Oops! That was baking soda,
not baking powder

sodaI was making a carrot cake for my brother’s birthday over the weekend and after I added the baking powder into the mix, I realized the recipe called for baking soda.
At this point, it was too late to start over. The party was in a few hours and I didn’t have time to buy new ingredients.
I knew soda and powder were leaveners, but I didn’t know the difference. In a panic, I added the four teaspoons of baking soda listed in the recipe to the two teaspoons of baking powder already in the mix.
I poured the cake mixture into a pan and put it in the oven to cook for an hour. I immediatley started googling the subject to find out what to expect from using too much leavener.
Thanks to Simple RecipesI learned that baking soda is made of sodium bicarbonate and is a base. Baking powder is a baking soda mixed with an acid like cream of tartar. Apparently, I could have used three times the amount of baking powder (twelvet teaspoons) instead of using the baking soda.
As I watched the cake cooking, it looked great until about 10 minutes before it was done. Because there was too much leavener in the cake, it had risen a little too much and the middle collapse about a quarter of an inch.
carrot cakeFortunately, the flavor and texture were still great. The cream cheese frosting hid any of the imperfections and no one ever complains about having too much cream cheese frosting.

Lessons learned:

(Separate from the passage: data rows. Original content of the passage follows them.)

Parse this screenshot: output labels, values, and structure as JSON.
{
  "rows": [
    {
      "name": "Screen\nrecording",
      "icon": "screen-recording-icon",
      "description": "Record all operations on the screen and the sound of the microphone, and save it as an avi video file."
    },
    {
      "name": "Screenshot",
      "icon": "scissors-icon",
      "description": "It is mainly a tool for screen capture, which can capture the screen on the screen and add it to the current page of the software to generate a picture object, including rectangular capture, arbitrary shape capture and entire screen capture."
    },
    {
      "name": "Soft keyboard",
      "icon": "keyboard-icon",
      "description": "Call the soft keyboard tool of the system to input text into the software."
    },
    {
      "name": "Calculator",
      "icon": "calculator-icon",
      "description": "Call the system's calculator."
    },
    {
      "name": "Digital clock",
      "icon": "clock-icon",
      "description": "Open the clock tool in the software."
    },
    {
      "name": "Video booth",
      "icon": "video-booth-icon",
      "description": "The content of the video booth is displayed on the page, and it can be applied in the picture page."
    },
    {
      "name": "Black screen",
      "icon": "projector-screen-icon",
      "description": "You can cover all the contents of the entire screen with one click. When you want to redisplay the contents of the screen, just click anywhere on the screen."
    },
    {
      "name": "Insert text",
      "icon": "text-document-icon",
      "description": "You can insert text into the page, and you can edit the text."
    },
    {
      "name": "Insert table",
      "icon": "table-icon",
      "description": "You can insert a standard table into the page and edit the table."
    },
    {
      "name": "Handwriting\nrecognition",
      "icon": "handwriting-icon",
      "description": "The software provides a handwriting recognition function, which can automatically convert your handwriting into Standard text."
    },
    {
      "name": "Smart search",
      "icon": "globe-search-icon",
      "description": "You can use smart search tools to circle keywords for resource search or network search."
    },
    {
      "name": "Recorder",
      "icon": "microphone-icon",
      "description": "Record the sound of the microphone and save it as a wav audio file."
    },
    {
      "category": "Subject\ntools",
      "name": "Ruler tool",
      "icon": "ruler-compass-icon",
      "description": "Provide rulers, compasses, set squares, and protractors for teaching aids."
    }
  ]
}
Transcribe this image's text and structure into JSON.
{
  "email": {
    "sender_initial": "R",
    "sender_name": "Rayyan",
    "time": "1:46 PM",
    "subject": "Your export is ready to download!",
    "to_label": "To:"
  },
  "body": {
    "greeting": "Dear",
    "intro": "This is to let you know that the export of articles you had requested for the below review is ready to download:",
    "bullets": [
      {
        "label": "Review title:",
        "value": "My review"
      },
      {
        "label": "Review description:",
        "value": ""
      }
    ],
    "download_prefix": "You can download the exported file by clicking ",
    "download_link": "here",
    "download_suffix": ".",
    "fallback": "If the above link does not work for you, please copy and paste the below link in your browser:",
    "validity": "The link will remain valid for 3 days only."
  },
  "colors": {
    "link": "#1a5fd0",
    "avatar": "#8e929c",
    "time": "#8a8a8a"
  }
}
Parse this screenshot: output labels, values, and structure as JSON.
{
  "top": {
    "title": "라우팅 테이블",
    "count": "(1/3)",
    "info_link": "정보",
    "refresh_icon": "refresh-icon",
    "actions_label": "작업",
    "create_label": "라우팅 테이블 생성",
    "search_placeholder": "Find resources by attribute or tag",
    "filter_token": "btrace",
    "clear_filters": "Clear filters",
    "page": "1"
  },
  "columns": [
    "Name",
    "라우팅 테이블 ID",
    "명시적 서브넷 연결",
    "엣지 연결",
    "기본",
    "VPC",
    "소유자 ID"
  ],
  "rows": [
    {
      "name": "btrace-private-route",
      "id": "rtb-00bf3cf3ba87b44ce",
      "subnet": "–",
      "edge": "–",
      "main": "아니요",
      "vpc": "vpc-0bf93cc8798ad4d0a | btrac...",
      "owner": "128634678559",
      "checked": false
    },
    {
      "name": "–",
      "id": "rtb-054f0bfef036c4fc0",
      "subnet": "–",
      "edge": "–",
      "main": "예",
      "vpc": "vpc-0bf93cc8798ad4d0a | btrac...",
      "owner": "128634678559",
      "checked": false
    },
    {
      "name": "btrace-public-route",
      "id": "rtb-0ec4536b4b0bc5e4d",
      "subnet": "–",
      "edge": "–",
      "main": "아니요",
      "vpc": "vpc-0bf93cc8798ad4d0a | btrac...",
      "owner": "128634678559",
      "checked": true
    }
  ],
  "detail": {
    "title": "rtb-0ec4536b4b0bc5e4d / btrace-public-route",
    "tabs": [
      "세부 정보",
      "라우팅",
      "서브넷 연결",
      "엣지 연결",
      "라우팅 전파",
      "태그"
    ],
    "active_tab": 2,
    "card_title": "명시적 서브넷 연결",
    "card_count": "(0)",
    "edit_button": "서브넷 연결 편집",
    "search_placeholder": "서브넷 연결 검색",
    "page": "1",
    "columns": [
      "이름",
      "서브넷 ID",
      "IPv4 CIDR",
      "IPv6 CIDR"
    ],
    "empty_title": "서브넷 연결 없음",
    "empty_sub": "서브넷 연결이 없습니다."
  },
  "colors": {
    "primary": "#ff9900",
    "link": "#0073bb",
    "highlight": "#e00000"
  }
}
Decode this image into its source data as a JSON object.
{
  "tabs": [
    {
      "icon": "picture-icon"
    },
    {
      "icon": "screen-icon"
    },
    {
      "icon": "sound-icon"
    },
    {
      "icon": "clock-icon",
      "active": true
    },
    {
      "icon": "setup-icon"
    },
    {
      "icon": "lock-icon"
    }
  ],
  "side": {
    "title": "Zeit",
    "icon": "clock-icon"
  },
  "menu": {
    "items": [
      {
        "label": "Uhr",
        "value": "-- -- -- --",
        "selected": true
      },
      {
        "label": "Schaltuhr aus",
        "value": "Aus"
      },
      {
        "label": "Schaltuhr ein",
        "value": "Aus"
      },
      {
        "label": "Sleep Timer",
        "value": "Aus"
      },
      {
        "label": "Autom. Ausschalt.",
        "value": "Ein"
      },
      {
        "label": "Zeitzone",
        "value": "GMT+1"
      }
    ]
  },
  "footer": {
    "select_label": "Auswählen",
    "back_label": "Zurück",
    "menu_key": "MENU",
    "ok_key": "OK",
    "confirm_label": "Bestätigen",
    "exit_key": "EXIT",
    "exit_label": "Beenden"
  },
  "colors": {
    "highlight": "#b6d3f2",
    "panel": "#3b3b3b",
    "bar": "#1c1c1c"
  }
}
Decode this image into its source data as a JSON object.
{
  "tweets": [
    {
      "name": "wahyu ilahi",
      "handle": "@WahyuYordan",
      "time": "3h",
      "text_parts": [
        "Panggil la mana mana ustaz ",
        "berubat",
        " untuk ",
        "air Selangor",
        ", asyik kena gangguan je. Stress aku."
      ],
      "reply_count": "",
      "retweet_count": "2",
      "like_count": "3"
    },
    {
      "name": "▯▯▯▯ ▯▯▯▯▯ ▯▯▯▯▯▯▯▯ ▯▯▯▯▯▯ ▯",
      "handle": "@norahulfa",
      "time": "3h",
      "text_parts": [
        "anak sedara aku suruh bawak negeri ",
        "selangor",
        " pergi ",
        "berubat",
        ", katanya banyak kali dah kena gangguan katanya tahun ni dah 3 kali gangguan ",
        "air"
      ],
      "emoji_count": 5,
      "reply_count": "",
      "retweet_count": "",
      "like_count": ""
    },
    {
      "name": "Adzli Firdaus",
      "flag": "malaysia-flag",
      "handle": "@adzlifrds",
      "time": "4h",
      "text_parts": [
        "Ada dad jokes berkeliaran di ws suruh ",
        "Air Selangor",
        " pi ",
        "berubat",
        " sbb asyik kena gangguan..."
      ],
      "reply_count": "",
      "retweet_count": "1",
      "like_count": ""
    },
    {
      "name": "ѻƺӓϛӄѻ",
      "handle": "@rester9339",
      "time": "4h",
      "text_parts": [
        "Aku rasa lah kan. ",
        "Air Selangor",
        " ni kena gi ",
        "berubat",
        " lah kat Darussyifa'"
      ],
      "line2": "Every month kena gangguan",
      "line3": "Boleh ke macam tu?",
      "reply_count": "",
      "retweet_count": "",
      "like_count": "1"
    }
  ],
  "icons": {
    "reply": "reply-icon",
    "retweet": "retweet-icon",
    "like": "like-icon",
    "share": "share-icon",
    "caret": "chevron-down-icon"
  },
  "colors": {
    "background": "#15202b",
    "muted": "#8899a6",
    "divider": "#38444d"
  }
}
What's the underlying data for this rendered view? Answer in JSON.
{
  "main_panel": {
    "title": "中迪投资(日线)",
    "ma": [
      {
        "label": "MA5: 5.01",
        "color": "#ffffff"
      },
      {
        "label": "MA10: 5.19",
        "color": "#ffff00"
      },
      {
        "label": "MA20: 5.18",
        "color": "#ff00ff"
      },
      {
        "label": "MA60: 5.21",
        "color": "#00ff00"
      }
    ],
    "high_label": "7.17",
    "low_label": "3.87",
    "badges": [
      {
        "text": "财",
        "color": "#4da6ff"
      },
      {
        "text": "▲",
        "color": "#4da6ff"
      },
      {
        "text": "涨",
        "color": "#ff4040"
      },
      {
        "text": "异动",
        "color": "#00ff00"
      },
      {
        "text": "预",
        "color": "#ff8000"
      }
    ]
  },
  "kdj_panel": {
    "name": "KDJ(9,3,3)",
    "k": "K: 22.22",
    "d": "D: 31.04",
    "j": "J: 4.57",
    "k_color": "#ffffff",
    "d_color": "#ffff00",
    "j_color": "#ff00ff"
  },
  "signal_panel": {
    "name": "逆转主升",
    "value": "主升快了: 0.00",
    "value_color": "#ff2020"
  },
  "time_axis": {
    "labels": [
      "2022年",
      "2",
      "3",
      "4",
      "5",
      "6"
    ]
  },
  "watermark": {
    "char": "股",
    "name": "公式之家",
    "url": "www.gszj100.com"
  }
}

  • Read recipe closely
  • Baking soda needs acid in the recipe to work
  • Baking soda adds a slight salty flavor to a dish
  • You can replace baking soda with baking power, but you can’t replace packing powder with baking soda
  • When enough cream cheese frosting, almost anything is edible.

A lemon layer cake
with a sour disposition

I am not a fan of lemon bars, loaves or cakes primarily because I have had too many bad experiences eating lemonish flavored food. The texture and flavor a weird gelatinous material with a slightly sour taste layered on a dry yellow cake is one of my least favorite desert experiences.

In order to shake off my negative association lemons and desserts, I wanted to find a good recipe for lemon layer cake.

I knew I was on the right track when I stumbled on a recipe from Saveur with a description of a lemon infused masterpiece with lemon zest, lemon tart syrup and lemon curd frosting. Yum.

I was unsure how many lemons I needed to make a cup of lemon juice and a little more than ¼ cup of lemon zest. In my eagerness to avoid returning to the store to purchase a few additional lemons, I purchased 24 lemons and only used a dozen for the cake. As a result, I will be drinking lemonade for the next week.

eggsMaking the curd was probably the most interesting part of preparing the cake. Cooking ten egg yolks and 1 ½ cups of butter into a smooth creamy textured created a decadently delicious frosting and potentially a heart stopping dessert.

The cake was light and fluffy, but the rich lemon flavor of the curd made the cake a big success.

My advice to anyone interested in making the lemon layer cake is to make at least 50% more frosting than the recipe recommended.

Here are the ingredients for anyone considering making this tart treat.

For the cake and syrup:
16 tbsp. unsalted butter, softened, plus more for pans
2 1/2 cups cake flour, plus more for pans, sifted
2 1/2 tsp. baking powder
1 tsp. kosher salt
1/2 cup milk
1 tsp. vanilla extract
1 3/4 cups sugar
1 tbsp. lemon zest
4 eggs
1/3 cup fresh lemon juice

For the frosting:
1 1/2 cups sugar
1/4 cup cornstarch
1/4 cup lemon zest
1 tsp. kosher salt
10 egg yolks
1 cup fresh lemon juice
1 1/2 cups unsalted butter, softened
1 tsp. vanilla extract